Floyd, president of the unit since 2007, submitted his resignation last week and will leave at the end of March, said a spokeswoman, Lorie Gawreluk, in an e-mail. He is leaving to “pursue interests outside the company,” she said, declining to be more specific.
The DePuy division, which also makes spinal-care devices, generated $5.59 billion in revenue last year for New Brunswick, New Jersey-based J&J, the world’s largest maker of health-care products. Sales of its hip and knee implants fell in last year’s fourth quarter, hurt by a slowdown in medical procedures due to economic weakness and the recalls, the company said in its Jan. 25 earnings statement.
DePuy Orthopaedics recalled the ASR XL Acetabular hip system last August, after researchers found 13 percent of patients needed a repeat operation, or “revision surgery,” to fix problems with the implant.

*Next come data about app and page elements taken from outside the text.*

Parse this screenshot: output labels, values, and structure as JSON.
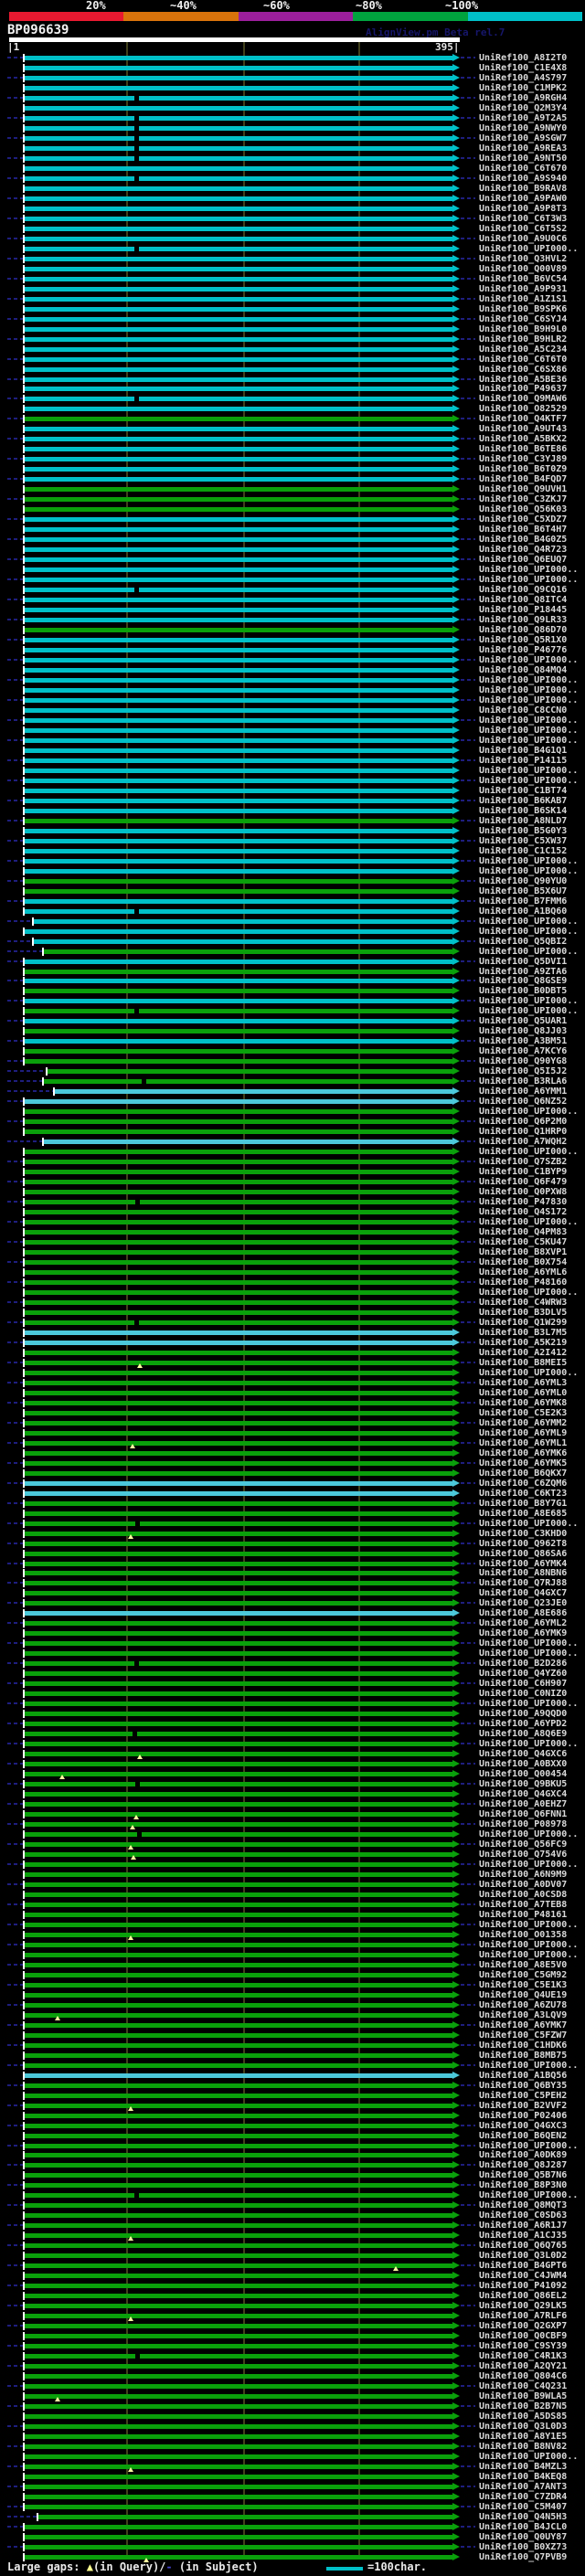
{
  "app": {
    "watermark": "AlignView.pm Beta rel.7"
  },
  "header": {
    "identity_scale": {
      "labels": [
        "20%",
        "~40%",
        "~60%",
        "~80%",
        "~100%"
      ],
      "colors": [
        "#e81930",
        "#d9730b",
        "#9c1f9c",
        "#00a33e",
        "#00bfc8"
      ]
    },
    "query_name": "BP096639",
    "ruler": {
      "start_label": "|1",
      "end_label": "395|",
      "start": 1,
      "end": 395
    }
  },
  "legend": {
    "large_gaps_prefix": "Large gaps: ",
    "query_gap_symbol": "▲",
    "large_gaps_mid": "(in Query)/",
    "subject_gap_symbol": "-",
    "large_gaps_suffix": " (in Subject)",
    "scale_key_label": "=100char."
  },
  "chart_data": {
    "type": "bar",
    "orientation": "horizontal",
    "title": "BP096639",
    "x_axis": {
      "min": 1,
      "max": 395,
      "gridlines": [
        100,
        200,
        300
      ]
    },
    "identity_legend": {
      "cyan": "~100%",
      "lcyan": "~100%",
      "green": "~80%"
    },
    "colors_hex": {
      "cyan": "#00c0c8",
      "lcyan": "#4cc8da",
      "green": "#0aa00b"
    },
    "rows": [
      {
        "l": "UniRef100_A8I2T0",
        "c": "cyan"
      },
      {
        "l": "UniRef100_C1E4X8",
        "c": "cyan"
      },
      {
        "l": "UniRef100_A4S797",
        "c": "cyan"
      },
      {
        "l": "UniRef100_C1MPK2",
        "c": "cyan"
      },
      {
        "l": "UniRef100_A9RGH4",
        "c": "cyan",
        "n": 147
      },
      {
        "l": "UniRef100_Q2M3Y4",
        "c": "cyan"
      },
      {
        "l": "UniRef100_A9T2A5",
        "c": "cyan",
        "n": 147
      },
      {
        "l": "UniRef100_A9NWY0",
        "c": "cyan",
        "n": 147
      },
      {
        "l": "UniRef100_A9SGW7",
        "c": "cyan",
        "n": 147
      },
      {
        "l": "UniRef100_A9REA3",
        "c": "cyan",
        "n": 147
      },
      {
        "l": "UniRef100_A9NT50",
        "c": "cyan",
        "n": 147
      },
      {
        "l": "UniRef100_C6T670",
        "c": "cyan"
      },
      {
        "l": "UniRef100_A9S940",
        "c": "cyan",
        "n": 147
      },
      {
        "l": "UniRef100_B9RAV8",
        "c": "cyan"
      },
      {
        "l": "UniRef100_A9PAW0",
        "c": "cyan"
      },
      {
        "l": "UniRef100_A9P8T3",
        "c": "cyan"
      },
      {
        "l": "UniRef100_C6T3W3",
        "c": "cyan"
      },
      {
        "l": "UniRef100_C6T5S2",
        "c": "cyan"
      },
      {
        "l": "UniRef100_A9U0C6",
        "c": "cyan"
      },
      {
        "l": "UniRef100_UPI000..",
        "c": "cyan",
        "n": 147
      },
      {
        "l": "UniRef100_Q3HVL2",
        "c": "cyan"
      },
      {
        "l": "UniRef100_Q00V89",
        "c": "cyan"
      },
      {
        "l": "UniRef100_B6VC54",
        "c": "cyan"
      },
      {
        "l": "UniRef100_A9P931",
        "c": "cyan"
      },
      {
        "l": "UniRef100_A1Z1S1",
        "c": "cyan"
      },
      {
        "l": "UniRef100_B9SPK6",
        "c": "cyan"
      },
      {
        "l": "UniRef100_C6SYJ4",
        "c": "cyan"
      },
      {
        "l": "UniRef100_B9H9L0",
        "c": "cyan"
      },
      {
        "l": "UniRef100_B9HLR2",
        "c": "cyan"
      },
      {
        "l": "UniRef100_A5C234",
        "c": "cyan"
      },
      {
        "l": "UniRef100_C6T6T0",
        "c": "cyan"
      },
      {
        "l": "UniRef100_C6SX86",
        "c": "cyan"
      },
      {
        "l": "UniRef100_A5BE36",
        "c": "cyan"
      },
      {
        "l": "UniRef100_P49637",
        "c": "cyan"
      },
      {
        "l": "UniRef100_Q9MAW6",
        "c": "cyan",
        "n": 147
      },
      {
        "l": "UniRef100_O82529",
        "c": "cyan"
      },
      {
        "l": "UniRef100_Q4KTF7",
        "c": "green"
      },
      {
        "l": "UniRef100_A9UT43",
        "c": "cyan"
      },
      {
        "l": "UniRef100_A5BKX2",
        "c": "cyan"
      },
      {
        "l": "UniRef100_B6TE86",
        "c": "cyan"
      },
      {
        "l": "UniRef100_C3YJ89",
        "c": "cyan"
      },
      {
        "l": "UniRef100_B6T0Z9",
        "c": "cyan"
      },
      {
        "l": "UniRef100_B4FQD7",
        "c": "cyan"
      },
      {
        "l": "UniRef100_Q9UVH1",
        "c": "green"
      },
      {
        "l": "UniRef100_C3ZKJ7",
        "c": "green"
      },
      {
        "l": "UniRef100_Q56K03",
        "c": "green"
      },
      {
        "l": "UniRef100_C5XDZ7",
        "c": "cyan"
      },
      {
        "l": "UniRef100_B6T4H7",
        "c": "cyan"
      },
      {
        "l": "UniRef100_B4G0Z5",
        "c": "cyan"
      },
      {
        "l": "UniRef100_Q4R723",
        "c": "cyan"
      },
      {
        "l": "UniRef100_Q6EUQ7",
        "c": "cyan"
      },
      {
        "l": "UniRef100_UPI000..",
        "c": "cyan"
      },
      {
        "l": "UniRef100_UPI000..",
        "c": "cyan"
      },
      {
        "l": "UniRef100_Q9CQ16",
        "c": "cyan",
        "n": 147
      },
      {
        "l": "UniRef100_Q8ITC4",
        "c": "cyan"
      },
      {
        "l": "UniRef100_P18445",
        "c": "cyan"
      },
      {
        "l": "UniRef100_Q9LR33",
        "c": "cyan"
      },
      {
        "l": "UniRef100_Q86D70",
        "c": "green"
      },
      {
        "l": "UniRef100_Q5R1X0",
        "c": "cyan"
      },
      {
        "l": "UniRef100_P46776",
        "c": "cyan"
      },
      {
        "l": "UniRef100_UPI000..",
        "c": "cyan"
      },
      {
        "l": "UniRef100_Q84MQ4",
        "c": "cyan"
      },
      {
        "l": "UniRef100_UPI000..",
        "c": "cyan"
      },
      {
        "l": "UniRef100_UPI000..",
        "c": "cyan"
      },
      {
        "l": "UniRef100_UPI000..",
        "c": "cyan"
      },
      {
        "l": "UniRef100_C8CCN0",
        "c": "cyan"
      },
      {
        "l": "UniRef100_UPI000..",
        "c": "cyan"
      },
      {
        "l": "UniRef100_UPI000..",
        "c": "cyan"
      },
      {
        "l": "UniRef100_UPI000..",
        "c": "cyan"
      },
      {
        "l": "UniRef100_B4G1Q1",
        "c": "cyan"
      },
      {
        "l": "UniRef100_P14115",
        "c": "cyan"
      },
      {
        "l": "UniRef100_UPI000..",
        "c": "cyan"
      },
      {
        "l": "UniRef100_UPI000..",
        "c": "cyan"
      },
      {
        "l": "UniRef100_C1BT74",
        "c": "cyan"
      },
      {
        "l": "UniRef100_B6KAB7",
        "c": "cyan"
      },
      {
        "l": "UniRef100_B6SK14",
        "c": "cyan"
      },
      {
        "l": "UniRef100_A8NLD7",
        "c": "green"
      },
      {
        "l": "UniRef100_B5G0Y3",
        "c": "cyan"
      },
      {
        "l": "UniRef100_C5XW37",
        "c": "cyan"
      },
      {
        "l": "UniRef100_C1C152",
        "c": "cyan"
      },
      {
        "l": "UniRef100_UPI000..",
        "c": "cyan"
      },
      {
        "l": "UniRef100_UPI000..",
        "c": "cyan"
      },
      {
        "l": "UniRef100_Q90YU0",
        "c": "green"
      },
      {
        "l": "UniRef100_B5X6U7",
        "c": "green"
      },
      {
        "l": "UniRef100_B7FMM6",
        "c": "cyan"
      },
      {
        "l": "UniRef100_A1BQ60",
        "c": "cyan",
        "n": 147
      },
      {
        "l": "UniRef100_UPI000..",
        "c": "cyan",
        "s": 35
      },
      {
        "l": "UniRef100_UPI000..",
        "c": "cyan"
      },
      {
        "l": "UniRef100_Q5QBI2",
        "c": "cyan",
        "s": 35
      },
      {
        "l": "UniRef100_UPI000..",
        "c": "green",
        "s": 46
      },
      {
        "l": "UniRef100_Q5DVI1",
        "c": "cyan"
      },
      {
        "l": "UniRef100_A9ZTA6",
        "c": "green"
      },
      {
        "l": "UniRef100_Q8GSE9",
        "c": "cyan"
      },
      {
        "l": "UniRef100_B0DBT5",
        "c": "green"
      },
      {
        "l": "UniRef100_UPI000..",
        "c": "cyan"
      },
      {
        "l": "UniRef100_UPI000..",
        "c": "green",
        "n": 147
      },
      {
        "l": "UniRef100_Q5UAR1",
        "c": "cyan"
      },
      {
        "l": "UniRef100_Q8JJ03",
        "c": "green"
      },
      {
        "l": "UniRef100_A3BM51",
        "c": "cyan"
      },
      {
        "l": "UniRef100_A7KCY6",
        "c": "green"
      },
      {
        "l": "UniRef100_Q90YG8",
        "c": "green"
      },
      {
        "l": "UniRef100_Q5I5J2",
        "c": "green",
        "s": 50
      },
      {
        "l": "UniRef100_B3RLA6",
        "c": "green",
        "s": 46,
        "n": 155
      },
      {
        "l": "UniRef100_A6YMM1",
        "c": "lcyan",
        "s": 58
      },
      {
        "l": "UniRef100_Q6NZ52",
        "c": "lcyan"
      },
      {
        "l": "UniRef100_UPI000..",
        "c": "green"
      },
      {
        "l": "UniRef100_Q6P2M0",
        "c": "green"
      },
      {
        "l": "UniRef100_Q1HRP0",
        "c": "green"
      },
      {
        "l": "UniRef100_A7WQH2",
        "c": "lcyan",
        "s": 46
      },
      {
        "l": "UniRef100_UPI000..",
        "c": "green"
      },
      {
        "l": "UniRef100_Q7SZB2",
        "c": "green"
      },
      {
        "l": "UniRef100_C1BYP9",
        "c": "green"
      },
      {
        "l": "UniRef100_Q6F479",
        "c": "green"
      },
      {
        "l": "UniRef100_Q0PXW8",
        "c": "green"
      },
      {
        "l": "UniRef100_P47830",
        "c": "green",
        "n": 148
      },
      {
        "l": "UniRef100_Q4S172",
        "c": "green"
      },
      {
        "l": "UniRef100_UPI000..",
        "c": "green"
      },
      {
        "l": "UniRef100_Q4PM83",
        "c": "green"
      },
      {
        "l": "UniRef100_C5KU47",
        "c": "green"
      },
      {
        "l": "UniRef100_B8XVP1",
        "c": "green"
      },
      {
        "l": "UniRef100_B0X754",
        "c": "green"
      },
      {
        "l": "UniRef100_A6YML6",
        "c": "green"
      },
      {
        "l": "UniRef100_P48160",
        "c": "green"
      },
      {
        "l": "UniRef100_UPI000..",
        "c": "green"
      },
      {
        "l": "UniRef100_C4WRW3",
        "c": "green"
      },
      {
        "l": "UniRef100_B3DLV5",
        "c": "green"
      },
      {
        "l": "UniRef100_Q1W299",
        "c": "green",
        "n": 147
      },
      {
        "l": "UniRef100_B3L7M5",
        "c": "lcyan"
      },
      {
        "l": "UniRef100_A5K219",
        "c": "lcyan"
      },
      {
        "l": "UniRef100_A2I412",
        "c": "green"
      },
      {
        "l": "UniRef100_B8MEI5",
        "c": "green",
        "t": 150
      },
      {
        "l": "UniRef100_UPI000..",
        "c": "green"
      },
      {
        "l": "UniRef100_A6YML3",
        "c": "green"
      },
      {
        "l": "UniRef100_A6YML0",
        "c": "green"
      },
      {
        "l": "UniRef100_A6YMK8",
        "c": "green"
      },
      {
        "l": "UniRef100_C5E2K3",
        "c": "green"
      },
      {
        "l": "UniRef100_A6YMM2",
        "c": "green"
      },
      {
        "l": "UniRef100_A6YML9",
        "c": "green"
      },
      {
        "l": "UniRef100_A6YML1",
        "c": "green",
        "t": 142
      },
      {
        "l": "UniRef100_A6YMK6",
        "c": "green"
      },
      {
        "l": "UniRef100_A6YMK5",
        "c": "green"
      },
      {
        "l": "UniRef100_B6QKX7",
        "c": "green"
      },
      {
        "l": "UniRef100_C6ZQM6",
        "c": "lcyan"
      },
      {
        "l": "UniRef100_C6KT23",
        "c": "lcyan"
      },
      {
        "l": "UniRef100_B8Y7G1",
        "c": "green"
      },
      {
        "l": "UniRef100_A8E685",
        "c": "green"
      },
      {
        "l": "UniRef100_UPI000..",
        "c": "green",
        "n": 148
      },
      {
        "l": "UniRef100_C3KHD0",
        "c": "green",
        "t": 140
      },
      {
        "l": "UniRef100_Q962T8",
        "c": "green"
      },
      {
        "l": "UniRef100_Q86SA6",
        "c": "green"
      },
      {
        "l": "UniRef100_A6YMK4",
        "c": "green"
      },
      {
        "l": "UniRef100_A8NBN6",
        "c": "green"
      },
      {
        "l": "UniRef100_Q7RJ88",
        "c": "green"
      },
      {
        "l": "UniRef100_Q4GXC7",
        "c": "green"
      },
      {
        "l": "UniRef100_Q23JE0",
        "c": "green"
      },
      {
        "l": "UniRef100_A8E686",
        "c": "lcyan"
      },
      {
        "l": "UniRef100_A6YML2",
        "c": "green"
      },
      {
        "l": "UniRef100_A6YMK9",
        "c": "green"
      },
      {
        "l": "UniRef100_UPI000..",
        "c": "green"
      },
      {
        "l": "UniRef100_UPI000..",
        "c": "green"
      },
      {
        "l": "UniRef100_B2D286",
        "c": "green",
        "n": 147
      },
      {
        "l": "UniRef100_Q4YZ60",
        "c": "green"
      },
      {
        "l": "UniRef100_C6H907",
        "c": "green"
      },
      {
        "l": "UniRef100_C0NIZ0",
        "c": "green"
      },
      {
        "l": "UniRef100_UPI000..",
        "c": "green"
      },
      {
        "l": "UniRef100_A9QQD0",
        "c": "green"
      },
      {
        "l": "UniRef100_A6YPD2",
        "c": "green"
      },
      {
        "l": "UniRef100_A8Q6E9",
        "c": "green",
        "n": 145
      },
      {
        "l": "UniRef100_UPI000..",
        "c": "green"
      },
      {
        "l": "UniRef100_Q4GXC6",
        "c": "green",
        "t": 150
      },
      {
        "l": "UniRef100_A0BXX0",
        "c": "green"
      },
      {
        "l": "UniRef100_Q00454",
        "c": "green",
        "t": 65
      },
      {
        "l": "UniRef100_Q9BKU5",
        "c": "green",
        "n": 148
      },
      {
        "l": "UniRef100_Q4GXC4",
        "c": "green"
      },
      {
        "l": "UniRef100_A0EHZ7",
        "c": "green"
      },
      {
        "l": "UniRef100_Q6FNN1",
        "c": "green",
        "t": 146
      },
      {
        "l": "UniRef100_P08978",
        "c": "green",
        "t": 142
      },
      {
        "l": "UniRef100_UPI000..",
        "c": "green",
        "n": 150
      },
      {
        "l": "UniRef100_Q56FC9",
        "c": "green",
        "t": 140
      },
      {
        "l": "UniRef100_Q754V6",
        "c": "green",
        "t": 143
      },
      {
        "l": "UniRef100_UPI000..",
        "c": "green"
      },
      {
        "l": "UniRef100_A6N9M9",
        "c": "green"
      },
      {
        "l": "UniRef100_A0DV07",
        "c": "green"
      },
      {
        "l": "UniRef100_A0CSD8",
        "c": "green"
      },
      {
        "l": "UniRef100_A7TEB8",
        "c": "green"
      },
      {
        "l": "UniRef100_P48161",
        "c": "green"
      },
      {
        "l": "UniRef100_UPI000..",
        "c": "green"
      },
      {
        "l": "UniRef100_O01358",
        "c": "green",
        "t": 140
      },
      {
        "l": "UniRef100_UPI000..",
        "c": "green"
      },
      {
        "l": "UniRef100_UPI000..",
        "c": "green"
      },
      {
        "l": "UniRef100_A8E5V0",
        "c": "green"
      },
      {
        "l": "UniRef100_C5GM92",
        "c": "green"
      },
      {
        "l": "UniRef100_C5E1K3",
        "c": "green"
      },
      {
        "l": "UniRef100_Q4UE19",
        "c": "green"
      },
      {
        "l": "UniRef100_A6ZU78",
        "c": "green"
      },
      {
        "l": "UniRef100_A3LQV9",
        "c": "green",
        "t": 60
      },
      {
        "l": "UniRef100_A6YMK7",
        "c": "green"
      },
      {
        "l": "UniRef100_C5FZW7",
        "c": "green"
      },
      {
        "l": "UniRef100_C1HDK6",
        "c": "green"
      },
      {
        "l": "UniRef100_B8MB75",
        "c": "green"
      },
      {
        "l": "UniRef100_UPI000..",
        "c": "green"
      },
      {
        "l": "UniRef100_A1BQ56",
        "c": "lcyan"
      },
      {
        "l": "UniRef100_Q6BY35",
        "c": "green"
      },
      {
        "l": "UniRef100_C5PEH2",
        "c": "green"
      },
      {
        "l": "UniRef100_B2VVF2",
        "c": "green",
        "t": 140
      },
      {
        "l": "UniRef100_P02406",
        "c": "green"
      },
      {
        "l": "UniRef100_Q4GXC3",
        "c": "green"
      },
      {
        "l": "UniRef100_B6QEN2",
        "c": "green"
      },
      {
        "l": "UniRef100_UPI000..",
        "c": "green"
      },
      {
        "l": "UniRef100_A0DK89",
        "c": "green"
      },
      {
        "l": "UniRef100_Q8J287",
        "c": "green"
      },
      {
        "l": "UniRef100_Q5B7N6",
        "c": "green"
      },
      {
        "l": "UniRef100_B8P3N0",
        "c": "green"
      },
      {
        "l": "UniRef100_UPI000..",
        "c": "green",
        "n": 147
      },
      {
        "l": "UniRef100_Q8MQT3",
        "c": "green"
      },
      {
        "l": "UniRef100_C0SD63",
        "c": "green"
      },
      {
        "l": "UniRef100_A6R1J7",
        "c": "green"
      },
      {
        "l": "UniRef100_A1CJ35",
        "c": "green",
        "t": 140
      },
      {
        "l": "UniRef100_Q6Q765",
        "c": "green"
      },
      {
        "l": "UniRef100_Q3L0D2",
        "c": "green"
      },
      {
        "l": "UniRef100_B4GPT6",
        "c": "green",
        "t": 430
      },
      {
        "l": "UniRef100_C4JWM4",
        "c": "green"
      },
      {
        "l": "UniRef100_P41092",
        "c": "green"
      },
      {
        "l": "UniRef100_Q86EL2",
        "c": "green"
      },
      {
        "l": "UniRef100_Q29LK5",
        "c": "green"
      },
      {
        "l": "UniRef100_A7RLF6",
        "c": "green",
        "t": 140
      },
      {
        "l": "UniRef100_Q2GXP7",
        "c": "green"
      },
      {
        "l": "UniRef100_Q0CBF9",
        "c": "green"
      },
      {
        "l": "UniRef100_C9SY39",
        "c": "green"
      },
      {
        "l": "UniRef100_C4R1K3",
        "c": "green",
        "n": 148
      },
      {
        "l": "UniRef100_A2QY21",
        "c": "green"
      },
      {
        "l": "UniRef100_Q804C6",
        "c": "green"
      },
      {
        "l": "UniRef100_C4Q231",
        "c": "green"
      },
      {
        "l": "UniRef100_B9WLA5",
        "c": "green",
        "t": 60
      },
      {
        "l": "UniRef100_B2B7N5",
        "c": "green"
      },
      {
        "l": "UniRef100_A5DS85",
        "c": "green"
      },
      {
        "l": "UniRef100_Q3L0D3",
        "c": "green"
      },
      {
        "l": "UniRef100_A8Y1E5",
        "c": "green"
      },
      {
        "l": "UniRef100_B8NV82",
        "c": "green"
      },
      {
        "l": "UniRef100_UPI000..",
        "c": "green"
      },
      {
        "l": "UniRef100_B4MZL3",
        "c": "green",
        "t": 140
      },
      {
        "l": "UniRef100_B4KEQ8",
        "c": "green"
      },
      {
        "l": "UniRef100_A7ANT3",
        "c": "green"
      },
      {
        "l": "UniRef100_C7ZDR4",
        "c": "green"
      },
      {
        "l": "UniRef100_C5M407",
        "c": "green"
      },
      {
        "l": "UniRef100_Q4N5H3",
        "c": "green",
        "s": 40
      },
      {
        "l": "UniRef100_B4JCL0",
        "c": "green"
      },
      {
        "l": "UniRef100_Q0UY87",
        "c": "green"
      },
      {
        "l": "UniRef100_B0XZ73",
        "c": "green"
      },
      {
        "l": "UniRef100_Q7PVB9",
        "c": "green",
        "t": 157
      }
    ]
  }
}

The company took a $280 million charge in the fourth quarter to pay for the recall.
The company faces more than 500 lawsuits in state and federal courts by patients who had the hip implants.
To contact the reporter on this story: Alex Nussbaum in New York firstname.lastname@example.org.
To contact the editor responsible for this story: Reg Gale at Rgale5@bloomberg.net